Wednesday, May 7, 2014

What Makes Susquehanna Service Dogs Special

Post by Nancy Fierer, Susquehanna Service Dogs’ founder and director

Susquehanna Service Dogs has a wonderful history—from that first mid-January meeting in 1993 in my living room and the placement of our first service dog in the summer of 1994 to the transition to a positive clicker training program to our first Assistance Dogs International accreditation in 2003 and much more. With hard work, wonderful staff, amazing volunteers, and luck, we have come this far—through 20 years—placing 226 service dog teams.

SSD was mentored by Canine Working Companions near Utica, NY. The director, Pat MacNamara, helped me learn what to do. They showed me how to teach Zach, SSD’s very first demo therapy interview dog, how to open a door. I was so excited, I started as soon as I arrived in the Adirondacks. Within ten minutes, Zach did it—the easiest, fastest dog I ever taught. I though, how hard can this be? It was never that easy again.

I also met my first service dog team at Canine Working Companions, and I knew we could do this. CWC has since closed, but we would not be here without their years of mentorship. Now SSD continues to mentor other Assistance Dogs International member programs.

So SSD was off and running. We became part of Tri County Easter Seal Society and after many turns, part of Keystone Human Services Children and Family Services. We found our first partner. He was a middle school student with osteogenisis imperfect and with the help of a few volunteers, we trained SSD Hope, a sweet black lab, to become his service dog, go to school with him, allow him to travel alone, grow up more independently, and graduate from high school. They were a wonderful first team. And luck, such an important part of life, was on the side of SSD. Amazingly, we had no problems, no disasters, nothing that we couldn’t easily solve. We were so lucky.

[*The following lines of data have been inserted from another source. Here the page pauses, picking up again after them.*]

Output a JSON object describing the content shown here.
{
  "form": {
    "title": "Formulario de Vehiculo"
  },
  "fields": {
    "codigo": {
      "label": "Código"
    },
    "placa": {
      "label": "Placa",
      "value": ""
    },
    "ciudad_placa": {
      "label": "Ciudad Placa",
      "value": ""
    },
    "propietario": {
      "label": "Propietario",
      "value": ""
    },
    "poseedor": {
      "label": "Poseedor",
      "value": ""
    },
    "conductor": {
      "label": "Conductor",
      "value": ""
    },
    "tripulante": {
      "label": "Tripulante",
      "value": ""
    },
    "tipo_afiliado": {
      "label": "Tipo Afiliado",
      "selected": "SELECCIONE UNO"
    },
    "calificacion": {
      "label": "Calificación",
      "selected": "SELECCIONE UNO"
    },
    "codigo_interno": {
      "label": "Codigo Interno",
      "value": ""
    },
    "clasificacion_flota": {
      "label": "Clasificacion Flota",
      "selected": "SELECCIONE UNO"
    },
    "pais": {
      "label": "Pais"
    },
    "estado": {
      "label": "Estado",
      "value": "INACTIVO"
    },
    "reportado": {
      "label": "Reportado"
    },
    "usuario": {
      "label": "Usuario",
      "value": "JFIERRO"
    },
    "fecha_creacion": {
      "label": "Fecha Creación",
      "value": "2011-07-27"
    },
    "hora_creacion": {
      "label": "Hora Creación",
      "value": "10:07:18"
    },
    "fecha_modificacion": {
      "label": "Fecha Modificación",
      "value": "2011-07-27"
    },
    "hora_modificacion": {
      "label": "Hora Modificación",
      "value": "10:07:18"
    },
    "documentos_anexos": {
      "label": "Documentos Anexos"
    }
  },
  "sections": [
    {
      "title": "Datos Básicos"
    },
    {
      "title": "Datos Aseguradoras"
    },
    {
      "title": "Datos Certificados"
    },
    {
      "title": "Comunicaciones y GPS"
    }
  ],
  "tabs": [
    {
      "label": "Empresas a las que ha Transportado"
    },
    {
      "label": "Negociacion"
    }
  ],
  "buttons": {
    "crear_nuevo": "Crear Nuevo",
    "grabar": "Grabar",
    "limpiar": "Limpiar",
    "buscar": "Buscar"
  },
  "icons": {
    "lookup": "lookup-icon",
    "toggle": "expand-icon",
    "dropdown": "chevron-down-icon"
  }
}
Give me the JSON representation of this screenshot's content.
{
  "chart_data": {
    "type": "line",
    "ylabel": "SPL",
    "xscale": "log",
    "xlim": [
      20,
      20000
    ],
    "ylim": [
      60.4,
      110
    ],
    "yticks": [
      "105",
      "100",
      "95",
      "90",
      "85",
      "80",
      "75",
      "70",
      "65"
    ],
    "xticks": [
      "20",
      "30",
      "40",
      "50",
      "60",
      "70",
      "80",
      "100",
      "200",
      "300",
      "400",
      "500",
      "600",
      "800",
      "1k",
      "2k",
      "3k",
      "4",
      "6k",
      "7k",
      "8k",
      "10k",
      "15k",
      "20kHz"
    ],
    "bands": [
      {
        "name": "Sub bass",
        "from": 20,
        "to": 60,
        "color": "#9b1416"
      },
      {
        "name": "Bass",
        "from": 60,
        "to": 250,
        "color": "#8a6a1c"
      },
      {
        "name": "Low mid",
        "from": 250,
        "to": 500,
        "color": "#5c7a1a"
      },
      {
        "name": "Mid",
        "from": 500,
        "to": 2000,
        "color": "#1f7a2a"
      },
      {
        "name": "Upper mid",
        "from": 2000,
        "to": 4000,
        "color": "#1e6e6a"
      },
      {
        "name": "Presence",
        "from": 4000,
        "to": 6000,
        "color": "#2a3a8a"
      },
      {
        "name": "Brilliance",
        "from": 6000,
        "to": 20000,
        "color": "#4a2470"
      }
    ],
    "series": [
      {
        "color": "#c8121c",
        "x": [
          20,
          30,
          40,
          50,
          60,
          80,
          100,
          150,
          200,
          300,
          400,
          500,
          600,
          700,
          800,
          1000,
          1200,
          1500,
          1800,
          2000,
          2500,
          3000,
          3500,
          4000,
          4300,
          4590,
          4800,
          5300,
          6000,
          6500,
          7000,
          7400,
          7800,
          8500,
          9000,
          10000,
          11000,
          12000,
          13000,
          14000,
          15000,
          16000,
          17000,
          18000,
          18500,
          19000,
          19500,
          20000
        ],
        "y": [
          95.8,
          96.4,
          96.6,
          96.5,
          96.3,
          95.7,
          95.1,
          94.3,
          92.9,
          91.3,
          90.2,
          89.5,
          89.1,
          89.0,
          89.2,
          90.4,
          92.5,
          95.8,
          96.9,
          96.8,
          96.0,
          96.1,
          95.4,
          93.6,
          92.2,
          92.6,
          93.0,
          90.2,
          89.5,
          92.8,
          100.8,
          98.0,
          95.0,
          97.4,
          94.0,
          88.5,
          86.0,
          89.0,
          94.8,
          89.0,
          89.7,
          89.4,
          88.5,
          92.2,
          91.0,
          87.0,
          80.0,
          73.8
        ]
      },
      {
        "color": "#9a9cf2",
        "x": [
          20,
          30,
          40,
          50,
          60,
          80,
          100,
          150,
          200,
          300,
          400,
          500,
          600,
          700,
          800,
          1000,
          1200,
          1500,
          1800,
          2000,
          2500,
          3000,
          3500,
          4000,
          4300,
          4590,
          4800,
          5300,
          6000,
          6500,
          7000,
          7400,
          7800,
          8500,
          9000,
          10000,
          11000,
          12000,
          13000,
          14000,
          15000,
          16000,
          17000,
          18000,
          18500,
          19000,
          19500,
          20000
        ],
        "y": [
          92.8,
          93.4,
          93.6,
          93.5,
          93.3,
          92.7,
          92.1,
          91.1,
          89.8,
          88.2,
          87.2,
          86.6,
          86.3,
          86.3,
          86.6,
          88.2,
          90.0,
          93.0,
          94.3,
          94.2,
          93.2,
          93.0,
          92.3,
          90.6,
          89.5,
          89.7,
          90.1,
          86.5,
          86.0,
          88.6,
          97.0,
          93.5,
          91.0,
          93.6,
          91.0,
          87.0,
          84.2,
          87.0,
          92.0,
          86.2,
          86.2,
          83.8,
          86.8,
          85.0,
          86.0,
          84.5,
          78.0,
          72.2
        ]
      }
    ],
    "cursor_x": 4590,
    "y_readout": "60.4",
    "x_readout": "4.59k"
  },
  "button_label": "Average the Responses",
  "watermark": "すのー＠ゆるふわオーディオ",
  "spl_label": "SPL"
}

We grew and placed many service dogs, started a breeding program, hired staff, and raised money. Over all these years, the SSD family has experienced sadness and loss, triumphs and joy, and wonderful friends to the rescue, just at the right moments. We kept growing and changing.

We have had many success stories, from the boy who went to the zoo with his service dog and told the interested zoo animals that his dog was “off the menu,” to the service dog who would not leave his partner’s side even though they were at the dog park.

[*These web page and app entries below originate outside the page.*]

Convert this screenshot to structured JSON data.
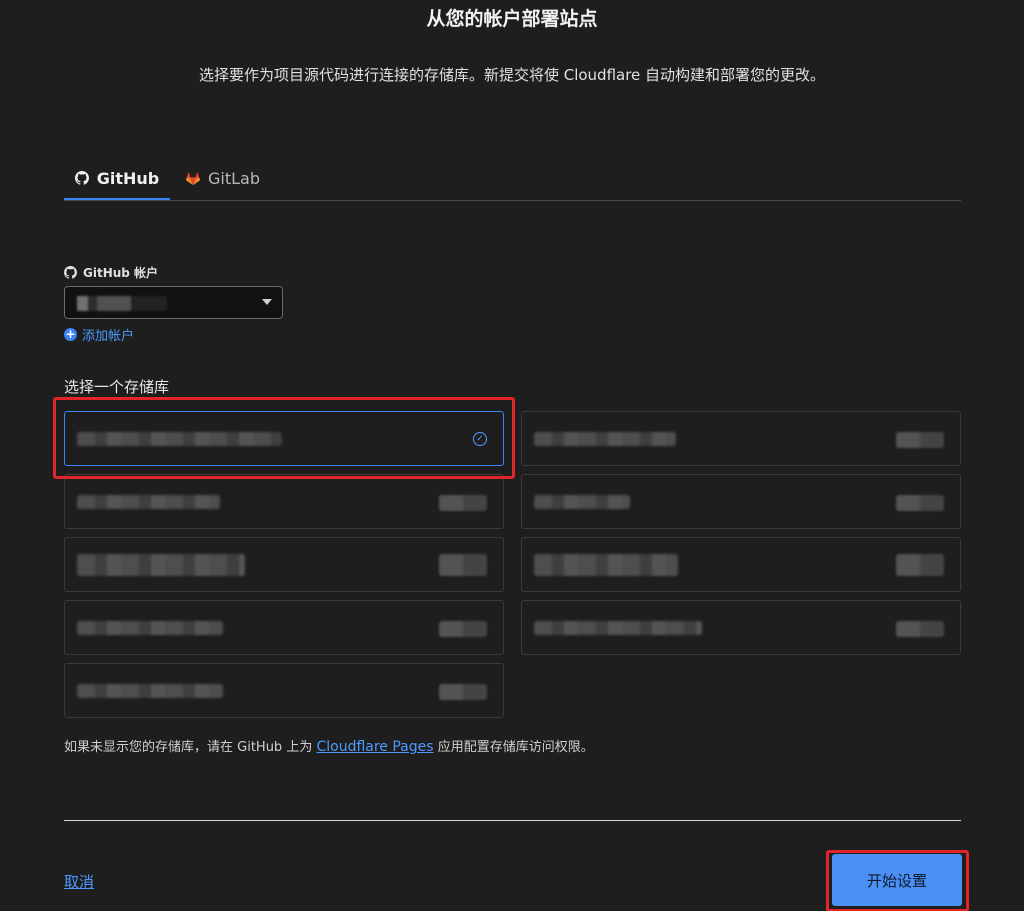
{
  "header": {
    "title": "从您的帐户部署站点",
    "subtitle": "选择要作为项目源代码进行连接的存储库。新提交将使 Cloudflare 自动构建和部署您的更改。"
  },
  "tabs": [
    {
      "label": "GitHub",
      "icon": "github-icon",
      "active": true
    },
    {
      "label": "GitLab",
      "icon": "gitlab-icon",
      "active": false
    }
  ],
  "account": {
    "label": "GitHub 帐户",
    "selected_value": "",
    "add_label": "添加帐户"
  },
  "repos": {
    "heading": "选择一个存储库",
    "items": [
      {
        "name": "",
        "selected": true
      },
      {
        "name": "",
        "selected": false
      },
      {
        "name": "",
        "selected": false
      },
      {
        "name": "",
        "selected": false
      },
      {
        "name": "",
        "selected": false
      },
      {
        "name": "",
        "selected": false
      },
      {
        "name": "",
        "selected": false
      },
      {
        "name": "",
        "selected": false
      },
      {
        "name": "",
        "selected": false
      }
    ]
  },
  "notice": {
    "prefix": "如果未显示您的存储库，请在 GitHub 上为",
    "link": "Cloudflare Pages",
    "suffix": "应用配置存储库访问权限。"
  },
  "footer": {
    "cancel_label": "取消",
    "start_label": "开始设置"
  },
  "colors": {
    "accent": "#3b82f6",
    "highlight": "#e0262b",
    "background": "#1e1e1f"
  }
}
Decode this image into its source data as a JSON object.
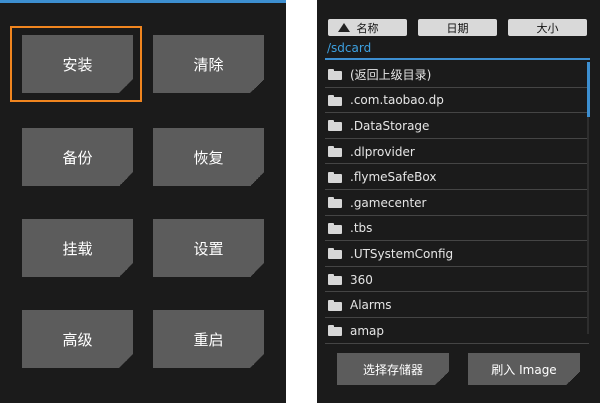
{
  "main_menu": {
    "buttons": [
      "安装",
      "清除",
      "备份",
      "恢复",
      "挂载",
      "设置",
      "高级",
      "重启"
    ],
    "selected": "安装",
    "selection_color": "#f0851f"
  },
  "file_browser": {
    "sort": {
      "name_label": "名称",
      "date_label": "日期",
      "size_label": "大小"
    },
    "current_path": "/sdcard",
    "items": [
      "(返回上级目录)",
      ".com.taobao.dp",
      ".DataStorage",
      ".dlprovider",
      ".flymeSafeBox",
      ".gamecenter",
      ".tbs",
      ".UTSystemConfig",
      "360",
      "Alarms",
      "amap"
    ],
    "select_storage_label": "选择存储器",
    "flash_image_label": "刷入 Image"
  },
  "colors": {
    "background": "#1b1b1b",
    "button": "#5c5c5c",
    "accent": "#3d8fd1",
    "selection": "#f0851f"
  }
}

And then there are reports from established teams. SSD placed a service dog with an 11-year-old girl with significant psychiatric illness and autism. Her family had tried many other services and support with little success. Nothing helped until SSD Sadie came into their lives. At time, the girl was a D/F student with few friends and many meltdowns.

Each of our service dog teams trains a new task to help the bonding process and learn how to train, and together this family taught the dog to give full body pressure, which provides a significant calming effect. Immediately, the girl’s meltdowns decreased in duration and slowly decreased in frequency. And her grades improved dramatically!

This team has been together for many years, have successfully passed each Assistance Dogs International (ADI) public access test, and SSD task tests. The girl is now 16 years old. She has maintained good grades, mostly A’s, since the partnership began. Her meltdowns have gone away. She still uses Sadie for deep pressure, but to relieve stress rather than meltdowns. She also uses the dog during tests. Sadie alerts to her foot tapping, a sign of rising anxiety. The girl can then collect herself and continue. This made the entire testing experience successful.

And then there is the social part. From the beginning, it was “cool” that she had a dog in school. It immediately helped her classmates understand her better and then made her very approachable because she had a sweet black lab. SSD Sadie goes everywhere with her. Before Sadie, the girl was secluded, withdrawn, and did not participate in class or initiate conversation. With Sadie, people talked to her and she responded. Over time, she did this more and more and has blossomed into an outgoing teenager with friends.

Together, service dog teams do many small things that give each partner more independence, let each partner lead more of a typical day, month, year. This past year, we placed eighteen service dog teams, one courthouse dog, and two school facility dogs.

What else makes SSD so special? First, our volunteers and what they do for SSD. We are all part of creating these working service dog teams in tiny ways—training puppies and dogs, raising funds, spreading the word, and doing a million other tiny pieces. In our latest ADI accreditation, our evaluator told us that she has never seen such a dedicated group of volunteers.

Second, we are on the cutting edge of our field. Third, we have dedicated, motivated, and personable staff. They are smart, flexible, highly trained, and give their lives to SSD.

Many things are changing for SSD, but these things remain constant. Please think about the future and how you all help shape it. We could not do this without your help. Together we have touched each other’s lives and many others we never even knew, and we’re slowly changing the world one click at a time.

1 comment:

  1. Wild Goose Chasers
    Dog Service is a daily service that essentially introduces a trained border collie that is perceived predator to Canada geese . This is one way to teach them that the area is not a safe place to nest or feed.This program works best before the geese become attached to the area. It is legal to chase geese without a state or federal permit provided they are not handled or touched by a person or dog.
    The most effective results from dog chasing methods come from actively and regularly using a combination of the harassment techniques each time the geese appear on your property. It is critical when caring out these methods that all the geese have left the property. Geese must continue to feel threatened or they will return to the property, which is why repeated and consistent use of harassment techniques is necessary.